Year-to-date, European equities have staged a remarkable performance, defeating both the S&P 500 and the Nasdaq. How is this possible? To start with, the financial sector has benefited from rising interest rates (3 of the top 5 performers in Europe are banks), and the sector exposure within European indexes is heavier compared to the US. Secondly, the valuation of the entire region is fair (not expensive), which helped contain the recent losses following another spike in interest rates. Speaking of valuations, the European market has never been so cheap compared to the US market. Does this represent a buying opportunity or a value trap? It’s difficult to tell. If China’s economic momentum resumes, and Germany fixes the productivity issues it has suffered from for several years, European companies may be trading at bargain prices. Otherwise, one needs to do more cherry-picking to ensure avoiding unpleasant surprises.

The SNB cut has prompted investors believe we stand in front of a prolonged period of Swiss Franc (CHF) weakness, which may be very advantageous for most Swiss companies, worldwide exporters by nature. If we take the CHF out of the equation, as it is tricky to assume its long-term weakness considering the deficits of the US federal government and the highly- indebted European nations, investors should still find the Swiss equity market attractive, as it offers the opportunity to purchase high quality businesses with high profitability, at decent valuations, especially in the mid-cap segment.

A few and final words regarding sectors performance and preferences. To date, the standout performers have been Communication Services, Energy, and Information Technology. Not surprisingly, given the rise in oil prices, and the returns shown by Nvidia, Netflix, Meta, and the likes. While we believe Communication Services and Information Technology will remain the predominant source of growth in the upcoming years, we also think that expensive valuations make these two sectors less attractive than their growth profile would otherwise imply. Given our conservative stance and taking into account the growth prospects of the underlying constituents, we still consider the energy sector and the healthcare sector as more attractive in the short term.


As outlined during previous Market Outlooks, we see the underinvestment by the mining sector as a reason to be bullish towards industrial metals in the long term.

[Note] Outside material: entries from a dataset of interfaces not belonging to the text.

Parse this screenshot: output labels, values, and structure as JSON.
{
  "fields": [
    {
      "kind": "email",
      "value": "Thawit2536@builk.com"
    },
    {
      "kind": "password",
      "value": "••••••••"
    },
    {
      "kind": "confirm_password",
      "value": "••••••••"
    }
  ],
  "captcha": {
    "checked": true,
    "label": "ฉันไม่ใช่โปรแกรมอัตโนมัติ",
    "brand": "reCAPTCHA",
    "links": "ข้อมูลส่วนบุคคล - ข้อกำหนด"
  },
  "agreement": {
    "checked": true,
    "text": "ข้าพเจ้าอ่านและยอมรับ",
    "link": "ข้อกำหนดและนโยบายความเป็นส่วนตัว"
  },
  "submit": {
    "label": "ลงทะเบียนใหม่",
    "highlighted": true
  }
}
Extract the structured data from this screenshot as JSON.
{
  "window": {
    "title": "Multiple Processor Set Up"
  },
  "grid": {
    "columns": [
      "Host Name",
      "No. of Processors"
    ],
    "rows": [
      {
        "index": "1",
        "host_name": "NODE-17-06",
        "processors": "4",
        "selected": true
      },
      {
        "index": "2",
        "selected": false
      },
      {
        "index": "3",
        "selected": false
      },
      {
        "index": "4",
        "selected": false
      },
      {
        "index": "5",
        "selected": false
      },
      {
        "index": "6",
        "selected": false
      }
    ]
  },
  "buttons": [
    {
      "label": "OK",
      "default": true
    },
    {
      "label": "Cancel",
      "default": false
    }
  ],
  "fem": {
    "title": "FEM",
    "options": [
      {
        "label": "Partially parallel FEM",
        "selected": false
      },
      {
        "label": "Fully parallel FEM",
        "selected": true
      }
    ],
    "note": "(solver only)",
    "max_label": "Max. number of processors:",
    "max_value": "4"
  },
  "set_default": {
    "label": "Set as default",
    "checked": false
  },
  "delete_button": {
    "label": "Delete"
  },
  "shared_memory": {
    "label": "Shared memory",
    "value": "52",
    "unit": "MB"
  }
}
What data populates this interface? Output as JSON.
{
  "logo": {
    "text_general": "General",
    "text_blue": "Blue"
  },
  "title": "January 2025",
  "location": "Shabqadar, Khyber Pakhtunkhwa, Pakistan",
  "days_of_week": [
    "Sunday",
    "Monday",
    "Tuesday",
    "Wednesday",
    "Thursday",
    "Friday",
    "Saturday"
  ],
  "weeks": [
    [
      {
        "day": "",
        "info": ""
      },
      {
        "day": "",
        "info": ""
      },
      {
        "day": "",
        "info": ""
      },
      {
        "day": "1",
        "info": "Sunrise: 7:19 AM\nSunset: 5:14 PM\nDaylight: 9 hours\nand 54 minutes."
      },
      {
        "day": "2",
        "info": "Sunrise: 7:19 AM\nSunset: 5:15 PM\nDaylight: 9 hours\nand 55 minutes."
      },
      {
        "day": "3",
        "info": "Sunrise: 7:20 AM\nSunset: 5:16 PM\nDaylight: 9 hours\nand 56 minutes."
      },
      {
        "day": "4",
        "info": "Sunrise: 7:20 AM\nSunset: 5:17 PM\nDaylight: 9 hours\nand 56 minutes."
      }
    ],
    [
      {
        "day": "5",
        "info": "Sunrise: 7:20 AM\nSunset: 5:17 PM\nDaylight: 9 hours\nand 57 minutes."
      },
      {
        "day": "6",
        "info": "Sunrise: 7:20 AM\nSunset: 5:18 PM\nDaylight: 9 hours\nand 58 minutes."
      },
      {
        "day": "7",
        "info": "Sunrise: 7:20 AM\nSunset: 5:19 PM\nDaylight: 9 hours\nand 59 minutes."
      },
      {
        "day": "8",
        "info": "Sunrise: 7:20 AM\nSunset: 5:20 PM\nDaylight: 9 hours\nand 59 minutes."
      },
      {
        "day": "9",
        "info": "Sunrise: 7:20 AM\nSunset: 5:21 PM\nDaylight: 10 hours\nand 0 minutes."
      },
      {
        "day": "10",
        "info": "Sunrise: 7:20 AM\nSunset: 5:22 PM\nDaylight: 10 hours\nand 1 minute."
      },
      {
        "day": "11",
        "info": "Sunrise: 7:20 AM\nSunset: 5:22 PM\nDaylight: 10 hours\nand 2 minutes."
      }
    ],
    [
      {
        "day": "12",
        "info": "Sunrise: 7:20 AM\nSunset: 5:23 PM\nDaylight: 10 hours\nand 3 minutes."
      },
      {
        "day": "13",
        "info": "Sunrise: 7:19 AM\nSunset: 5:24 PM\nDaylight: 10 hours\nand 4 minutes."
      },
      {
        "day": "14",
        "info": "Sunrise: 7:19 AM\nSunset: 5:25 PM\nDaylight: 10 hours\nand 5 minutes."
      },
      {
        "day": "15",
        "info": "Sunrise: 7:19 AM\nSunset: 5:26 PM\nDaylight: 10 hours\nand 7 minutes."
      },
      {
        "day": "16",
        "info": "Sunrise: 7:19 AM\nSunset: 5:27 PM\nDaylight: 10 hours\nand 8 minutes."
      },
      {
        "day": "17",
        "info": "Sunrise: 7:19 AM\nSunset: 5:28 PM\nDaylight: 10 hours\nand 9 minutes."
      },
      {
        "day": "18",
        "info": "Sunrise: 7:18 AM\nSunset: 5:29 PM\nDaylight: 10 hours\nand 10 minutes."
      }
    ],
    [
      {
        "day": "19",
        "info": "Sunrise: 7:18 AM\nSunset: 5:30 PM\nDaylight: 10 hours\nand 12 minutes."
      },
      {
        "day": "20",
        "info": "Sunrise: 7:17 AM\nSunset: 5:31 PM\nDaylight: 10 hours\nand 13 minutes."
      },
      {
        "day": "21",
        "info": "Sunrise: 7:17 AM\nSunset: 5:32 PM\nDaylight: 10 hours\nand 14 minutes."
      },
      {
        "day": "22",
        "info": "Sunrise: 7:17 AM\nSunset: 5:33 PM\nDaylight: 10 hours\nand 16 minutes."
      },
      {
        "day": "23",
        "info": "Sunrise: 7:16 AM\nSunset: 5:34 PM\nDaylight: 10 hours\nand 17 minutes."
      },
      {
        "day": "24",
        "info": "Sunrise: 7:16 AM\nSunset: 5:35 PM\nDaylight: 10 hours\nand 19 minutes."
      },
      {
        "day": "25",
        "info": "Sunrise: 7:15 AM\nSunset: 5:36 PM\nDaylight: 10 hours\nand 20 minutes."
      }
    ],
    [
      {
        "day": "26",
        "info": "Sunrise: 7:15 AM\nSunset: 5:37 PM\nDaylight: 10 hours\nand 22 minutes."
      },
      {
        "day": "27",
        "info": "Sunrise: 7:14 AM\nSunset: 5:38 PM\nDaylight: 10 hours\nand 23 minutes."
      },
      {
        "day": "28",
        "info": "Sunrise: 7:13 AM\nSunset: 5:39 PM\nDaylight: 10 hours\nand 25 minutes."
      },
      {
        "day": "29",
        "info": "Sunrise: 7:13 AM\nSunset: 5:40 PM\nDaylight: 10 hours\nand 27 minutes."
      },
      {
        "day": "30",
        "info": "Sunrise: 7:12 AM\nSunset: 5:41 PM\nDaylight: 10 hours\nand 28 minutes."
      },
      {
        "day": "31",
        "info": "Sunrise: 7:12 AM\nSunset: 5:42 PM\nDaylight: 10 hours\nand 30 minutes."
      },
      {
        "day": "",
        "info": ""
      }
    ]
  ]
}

Inventories of specific metals, such as copper and zinc, are close to a decade low, and China’s timid signs of recovery add to the positive scenario. Shorter-term though, if we are correct in forecasting a risk-off phase, we believe the market will offer better entry points. A similar picture, although for different reasons, applies to gold. In 2023, while real interest rates were on the rise, the yellow metal has remained remarkably resilient (chart to the right), and produced an outstanding performance year-to-date, on the back of the escalating conflict in the Middle East and, in our humble opinion, the formation of some cracks in the trust investors place in central bankers. It’s difficult to assign a fair value to gold, but looking at its exponential move, while remaining bullish towards the metal, we believe a setback would only be natural (and welcomed).

The conflict in the Middle East remains at the heart of the latest rise in oil prices. OPEC+ decision to extend production cuts until mid of this year has added further propellent to the move (please excuse my wordplay). Over the short-term, oil and oil companies remain one of the best hedges against any escalation in the Region.
The US dollar (USD) has been appreciating against all major currencies, recouping most of the losses experienced following last year’s alleged FED’s pivot. The momentum is in its favor, and the yield spread differential will support the greenback until a monetary policy surprise kicks in. Longer-term valuations point in the opposite direction, with the USD bound to depreciate.
Speaking of valuations, the Japanese Yen looks extremely undervalued, and in an environment where a risk-off mood prevails, it is highly likely that the Japanese currency will appreciate substantially. It thus could be used as a portfolio hedge, in case of need.1

About the author